Kathleen: the 17-year-old daughter of my parents close friends. I had spent many weekends at the Daly’s house while my parents traveled the country on Marriage Encounter weekends, and Kathleen had become my favorite babysitter. She was the second of six children in a close Irish family, had curly black hair and piercing blue eyes, high cheekbones and a striking smile. Kathleen was the person I most wanted to be when I “grew up.” Her innate understanding of kids was limitless and put other babysitters to shame. She baked cookies, played any and all games, and was already at the age of sixteen a gifted artist who could draw and paint; to this day, her artwork is framed and on display at the pediatric unit of St. Peter’s Hospital in Albany, NY, where she died of leukemia one year after diagnosis. Because the hospital was in walking distance of our house, my parents let me go by myself to visit her; one day she had painted a sign with my name on it and put it in her window, so that I could see it from the street. In addition to Kathleen, my grandmother and years later, my mother, would all die in that hospital, and yet, whenever I drive by there now, I am still the 8-year-old girl looking to find my name in Kathleen’s resplendent painting hanging in a fourth floor window.

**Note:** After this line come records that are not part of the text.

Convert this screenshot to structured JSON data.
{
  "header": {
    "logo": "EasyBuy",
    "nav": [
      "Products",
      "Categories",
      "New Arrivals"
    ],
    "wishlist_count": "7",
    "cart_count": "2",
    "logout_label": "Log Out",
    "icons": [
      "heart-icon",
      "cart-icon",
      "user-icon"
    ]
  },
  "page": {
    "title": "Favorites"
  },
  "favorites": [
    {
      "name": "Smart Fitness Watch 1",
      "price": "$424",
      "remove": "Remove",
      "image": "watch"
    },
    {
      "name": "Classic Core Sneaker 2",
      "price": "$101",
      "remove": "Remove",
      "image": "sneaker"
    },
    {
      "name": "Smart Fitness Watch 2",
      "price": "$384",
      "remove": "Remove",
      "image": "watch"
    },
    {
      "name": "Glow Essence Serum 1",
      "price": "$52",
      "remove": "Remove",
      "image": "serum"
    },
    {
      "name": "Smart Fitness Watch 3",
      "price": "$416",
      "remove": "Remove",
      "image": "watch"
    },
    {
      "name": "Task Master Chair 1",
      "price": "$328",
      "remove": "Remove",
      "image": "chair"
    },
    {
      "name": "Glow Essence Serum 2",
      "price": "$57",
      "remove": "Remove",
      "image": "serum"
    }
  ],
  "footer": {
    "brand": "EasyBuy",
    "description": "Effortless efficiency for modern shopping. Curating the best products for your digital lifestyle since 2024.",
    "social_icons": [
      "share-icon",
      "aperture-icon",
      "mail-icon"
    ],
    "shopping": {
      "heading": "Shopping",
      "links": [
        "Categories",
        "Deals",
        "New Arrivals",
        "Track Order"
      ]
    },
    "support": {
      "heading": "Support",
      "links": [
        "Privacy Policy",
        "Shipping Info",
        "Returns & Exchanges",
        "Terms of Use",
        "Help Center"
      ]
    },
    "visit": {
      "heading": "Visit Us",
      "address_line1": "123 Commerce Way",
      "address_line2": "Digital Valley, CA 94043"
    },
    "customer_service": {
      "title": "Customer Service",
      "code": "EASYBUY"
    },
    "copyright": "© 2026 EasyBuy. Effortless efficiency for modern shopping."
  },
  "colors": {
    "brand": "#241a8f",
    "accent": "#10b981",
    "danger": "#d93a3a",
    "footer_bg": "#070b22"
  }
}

Looking back, I realize that my obsession with death began then and there, and was, as my students today might say, “mad unhealthy.” I abandoned my sticker collection, roller skates and Annie soundtrack in order to start volunteering at a nursing home, where I hoped I would find some definitive answers to my questions about mortality. I formed friendships with the elderly who might also want to engage in my favorite pastime: debating on what happens when one inevitably bites the dust. One by one my friends stopped inviting me places. Because I retained some sense of humor, I wasn’t the most morbid kid on the block; even so, most 10-year-old girls wanted to spend Saturday afternoon at the mall or the movies with other 10-year-old girls, not playing Bingo with 80-year-olds at the Villa Mary Immaculate Nursing Home, where the cycle of death, loss and subsequent questioning continued as, inevitably, people I grew close to died.

I turned down an offer to see the movie ET, choosing On Golden Pond instead, which I saw three times in the theater, but was forbidden from going a fourth time after my parents grounded me for doing wretched impersonations of Katherine Hepburn saying her maudlin tag line, “Look at the loons, Henry; Henry, look at the loons!” While other kids my age were collecting Cabbage Patch Kids and trying to figure out the Rubik’s Cube, I was trying to figure out how much time Henry Fonda, my beloved “Norman,” had lived past summer’s end, while refusing to accept that there was zero chance that an “On Golden Pond 2” would be ever be coming soon to a theater near me.

Finding solace in Tuck Everlasting

Here was a book in which matters of mortality were presented and personified, a book that indeed provided more questions than answers, but because they happened to be the questions I was asking and no one in my life could seem to answer, it was like hitting the jackpot.

Besides my empirical research at the Villa and the movie theater, I also sought solace in the Dewey Decimal system. When I found Tuck Everlasting in the library in the summer of 1984, it was like winning the literary lotto. Here was a book in which matters of mortality were presented and personified, a book that indeed provided more questions than answers, but because they happened to be the questions I was asking and no one in my life could seem to answer, it was like hitting the jackpot.

Tuck Everlasting by Natalie Babbit has carved a place for itself in the American canon of Young Adult literature, yet its universal themes of mortality, greed versus generosity, and the importance of nature make it appealing to most all readers, regardless of their age. The novel is set in the fictional rural village of Treegap, USA in 1880. Winnie Foster is an intellectually curious 10-year-old girl who has been sheltered from the larger world by her parents and the locked gates surrounding their home, which she has never been allowed to leave. Winnie’s curiosity is sparked one August afternoon when she hears music coming from beyond the gate, and she capriciously ventures beyond her property to find out where the music is coming from.